Understanding the Effects and Variations of THC: Differentiating Its Impact
Gaining a comprehensive understanding of THC and its characteristics is of utmost importance. THC, when consumed, induces psychoactive effects that lead to a sense of elation, altered cognitive processes, and even delusional states. However, it can also trigger anxiety, tachycardia, and short-term memory deficiencies.
It’s crucial to note that THC can remain in the system for days or even weeks, depending on the frequency and method of consumption. Moreover, it’s essential to be aware that THC consumption can result in failed drug tests, including those required by most employers.
Revealing the Nature of THC
THC, which stands for delta-9-tetrahydrocannabinol, is the psychoactive component found in marijuana that elicits the euphoric sensation experienced by users. It serves as the primary compound in medical cannabis, used for managing chronic pain and alleviating nausea.
Within the marijuana plant, THC is one of 113 chemical compounds known as cannabinoids. These compounds interact with the body’s endocannabinoid system (ECS). By binding to ECS receptors, THC activates neurons associated with pleasure, memory, cognition, coordination, and time perception.
Metabolites containing THC are eliminated from the body through urine. Urine and saliva drug tests commonly used by companies can detect these metabolites for cannabis screening. The concentration of THC in the system is influenced by individual metabolism, which can be affected by factors such as age and diet. The faster the metabolic process of THC, the shorter its duration in the body. In some cases, it can take up to 30 days for THC to be eliminated entirely. Consequently, individuals who frequently consume cannabis may still test positive even after a prolonged period of abstinence.
The Journey of THC Into the System
THC enters the body through inhalation or ingestion of cannabis. Once introduced, the drug travels to the liver, where initial metabolic processes take place. Enzymes combine with THC, leading to oxidation and hydroxylation, which introduce oxygen and hydrogen atoms. Subsequently, these metabolites are eliminated through urine or saliva.
The duration of THC within the system depends on the frequency of marijuana use and the specific consumption method. Edibles, for instance, tend to linger in the body for a more extended period compared to vaping or smoking.

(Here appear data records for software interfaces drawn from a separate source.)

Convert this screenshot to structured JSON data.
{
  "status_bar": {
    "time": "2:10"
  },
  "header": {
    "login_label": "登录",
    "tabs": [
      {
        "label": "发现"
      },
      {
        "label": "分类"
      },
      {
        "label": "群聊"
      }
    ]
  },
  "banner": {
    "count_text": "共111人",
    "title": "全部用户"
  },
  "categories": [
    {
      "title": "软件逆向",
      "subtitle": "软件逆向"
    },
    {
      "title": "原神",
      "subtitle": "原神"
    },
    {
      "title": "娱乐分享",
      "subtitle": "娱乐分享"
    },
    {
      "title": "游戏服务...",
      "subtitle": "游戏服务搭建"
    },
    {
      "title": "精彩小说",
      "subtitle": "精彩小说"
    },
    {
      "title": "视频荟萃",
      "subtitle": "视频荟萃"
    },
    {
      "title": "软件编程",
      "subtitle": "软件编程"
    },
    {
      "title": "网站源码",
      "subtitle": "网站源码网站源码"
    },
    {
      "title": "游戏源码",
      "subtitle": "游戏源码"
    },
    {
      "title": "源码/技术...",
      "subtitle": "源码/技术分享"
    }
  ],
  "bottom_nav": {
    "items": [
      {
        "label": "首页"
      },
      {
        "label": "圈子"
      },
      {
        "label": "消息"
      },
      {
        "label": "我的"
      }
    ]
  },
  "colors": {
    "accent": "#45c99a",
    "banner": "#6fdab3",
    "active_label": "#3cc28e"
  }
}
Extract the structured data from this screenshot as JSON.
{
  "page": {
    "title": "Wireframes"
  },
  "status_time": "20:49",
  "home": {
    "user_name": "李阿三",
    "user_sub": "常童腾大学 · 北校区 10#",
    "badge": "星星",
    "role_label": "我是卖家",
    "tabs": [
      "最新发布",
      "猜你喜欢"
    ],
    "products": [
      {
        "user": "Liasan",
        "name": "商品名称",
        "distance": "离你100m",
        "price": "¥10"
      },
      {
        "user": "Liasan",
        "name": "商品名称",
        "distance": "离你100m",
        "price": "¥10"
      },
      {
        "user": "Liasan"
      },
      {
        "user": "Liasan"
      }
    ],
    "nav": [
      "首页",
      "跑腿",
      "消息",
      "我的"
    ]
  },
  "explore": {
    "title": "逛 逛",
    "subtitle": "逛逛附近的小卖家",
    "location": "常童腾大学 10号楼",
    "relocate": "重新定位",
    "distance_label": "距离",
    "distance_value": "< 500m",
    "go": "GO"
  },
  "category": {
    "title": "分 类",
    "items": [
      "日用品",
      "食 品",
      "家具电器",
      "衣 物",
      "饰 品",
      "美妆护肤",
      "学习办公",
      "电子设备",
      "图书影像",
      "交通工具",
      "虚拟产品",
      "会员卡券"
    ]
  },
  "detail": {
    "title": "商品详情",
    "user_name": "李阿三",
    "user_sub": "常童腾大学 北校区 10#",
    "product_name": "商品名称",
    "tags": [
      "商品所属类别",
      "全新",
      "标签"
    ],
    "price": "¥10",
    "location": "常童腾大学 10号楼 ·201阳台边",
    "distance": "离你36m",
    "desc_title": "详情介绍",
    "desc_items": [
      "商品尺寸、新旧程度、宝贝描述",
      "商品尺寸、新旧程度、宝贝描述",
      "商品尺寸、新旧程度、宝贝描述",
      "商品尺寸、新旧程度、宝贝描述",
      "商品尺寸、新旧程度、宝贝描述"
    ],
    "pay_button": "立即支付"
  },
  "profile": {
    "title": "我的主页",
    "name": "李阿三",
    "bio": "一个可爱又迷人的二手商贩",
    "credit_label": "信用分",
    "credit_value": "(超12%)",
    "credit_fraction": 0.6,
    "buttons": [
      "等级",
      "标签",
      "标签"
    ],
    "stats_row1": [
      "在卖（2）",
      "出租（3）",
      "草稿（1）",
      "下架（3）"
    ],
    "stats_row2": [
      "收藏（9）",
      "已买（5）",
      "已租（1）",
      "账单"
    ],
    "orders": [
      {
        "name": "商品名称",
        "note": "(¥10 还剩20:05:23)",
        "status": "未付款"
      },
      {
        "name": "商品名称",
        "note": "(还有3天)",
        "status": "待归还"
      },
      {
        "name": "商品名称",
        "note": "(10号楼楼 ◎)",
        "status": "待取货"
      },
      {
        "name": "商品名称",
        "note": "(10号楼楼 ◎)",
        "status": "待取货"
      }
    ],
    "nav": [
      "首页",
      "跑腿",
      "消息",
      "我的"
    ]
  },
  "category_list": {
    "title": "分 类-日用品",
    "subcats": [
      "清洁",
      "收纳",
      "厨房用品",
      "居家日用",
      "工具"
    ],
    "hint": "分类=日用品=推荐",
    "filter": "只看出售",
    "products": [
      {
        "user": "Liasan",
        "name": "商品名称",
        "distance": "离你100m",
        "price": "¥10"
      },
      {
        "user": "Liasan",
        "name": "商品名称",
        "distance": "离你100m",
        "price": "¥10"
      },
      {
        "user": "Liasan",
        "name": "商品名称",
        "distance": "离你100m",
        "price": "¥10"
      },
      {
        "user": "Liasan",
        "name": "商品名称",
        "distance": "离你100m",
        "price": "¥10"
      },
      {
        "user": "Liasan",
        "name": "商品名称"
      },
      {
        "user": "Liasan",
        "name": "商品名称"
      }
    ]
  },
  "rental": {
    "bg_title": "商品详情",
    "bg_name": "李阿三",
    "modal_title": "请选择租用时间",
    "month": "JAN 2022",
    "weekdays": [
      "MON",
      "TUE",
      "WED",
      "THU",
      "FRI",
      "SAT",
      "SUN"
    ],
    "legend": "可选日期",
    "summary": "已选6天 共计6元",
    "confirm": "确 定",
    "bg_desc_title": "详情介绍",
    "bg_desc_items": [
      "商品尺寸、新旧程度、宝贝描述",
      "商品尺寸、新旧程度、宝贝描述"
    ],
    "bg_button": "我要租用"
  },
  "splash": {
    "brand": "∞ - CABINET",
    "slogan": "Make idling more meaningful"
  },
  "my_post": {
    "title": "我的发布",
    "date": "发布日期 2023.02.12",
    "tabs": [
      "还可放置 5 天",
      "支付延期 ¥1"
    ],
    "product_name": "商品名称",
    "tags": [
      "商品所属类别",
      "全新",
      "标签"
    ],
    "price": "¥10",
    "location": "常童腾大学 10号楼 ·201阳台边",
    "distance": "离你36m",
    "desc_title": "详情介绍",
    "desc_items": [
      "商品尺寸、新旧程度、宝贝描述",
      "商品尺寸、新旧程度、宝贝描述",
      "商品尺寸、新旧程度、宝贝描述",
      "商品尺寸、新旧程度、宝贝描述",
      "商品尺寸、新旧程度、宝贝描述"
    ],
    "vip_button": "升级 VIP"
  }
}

Moreover, the amount of body fat and metabolic rates affect the time required for THC metabolites to leave the body. Individuals with higher body fat levels and slower metabolic speeds metabolize marijuana and its byproducts at a slower pace. While engaging in physical exercise, maintaining a healthy diet, and staying hydrated can accelerate the elimination rate of THC and its metabolites, it should be noted that these measures will not significantly alter the overall duration of THC’s presence.
Unveiling the Intoxicating Effects of THC
Tetrahydrocannabinol (THC), the psychoactive compound found in cannabis, is well-known for its euphoric effects. It stimulates neurons in the brain responsible for pleasure, memory, cognition, coordination, and time perception.
When smoking, THC enters the bloodstream and attaches to endocannabinoid receptors in the brain. These receptors imitate the naturally occurring molecule anandamide, which binds to the same receptors, generating feelings of happiness and euphoria.
Smoking also allows THC to be absorbed through the lungs, undergoing hepatic metabolism. This process, known as “first-pass metabolism,” results in the formation of 11-hydroxy-THC, a new form of THC that can produce more intense and longer-lasting effects.
Depending on the frequency of marijuana smoking or vaporization, THC levels in an individual’s system may vary. It may take up to a day for THC to be eliminated entirely from the body. However, even though the consumption of edibles, it is still possible to experience the intoxicating effects associated with THC.
CBD vs. THC: Understanding the Differences
Tetrahydrocannabinol (THC) is the component responsible for the psychoactive effects associated with cannabis. It activates brain neurons, influencing pleasure, memory, cognition, coordination, and time perception. Research has shown the therapeutic benefits of THC, including pain management and improving sleep. Additionally, it can stimulate appetite in individuals with HIV/AIDS. Synthetic forms of THC, such as Marinol and Syndros, are available by prescription to combat chemotherapy-induced nausea and vomiting.
On the other hand, Cannabidiol (CBD) is a non-psychoactive compound found in cannabis. It lacks the ability to induce a high or produce the euphoria often associated with THC. However, CBD offers numerous health benefits. Furthermore, it does not interfere with medication or amplify the side effects of certain drugs, similar to the way grapefruit does. CBD can be derived from hemp or cannabis with minimal THC levels, typically up to 0.3%. It is generally legal in most states; however, it is advisable to review the specific laws in your state before consuming any marijuana-related products.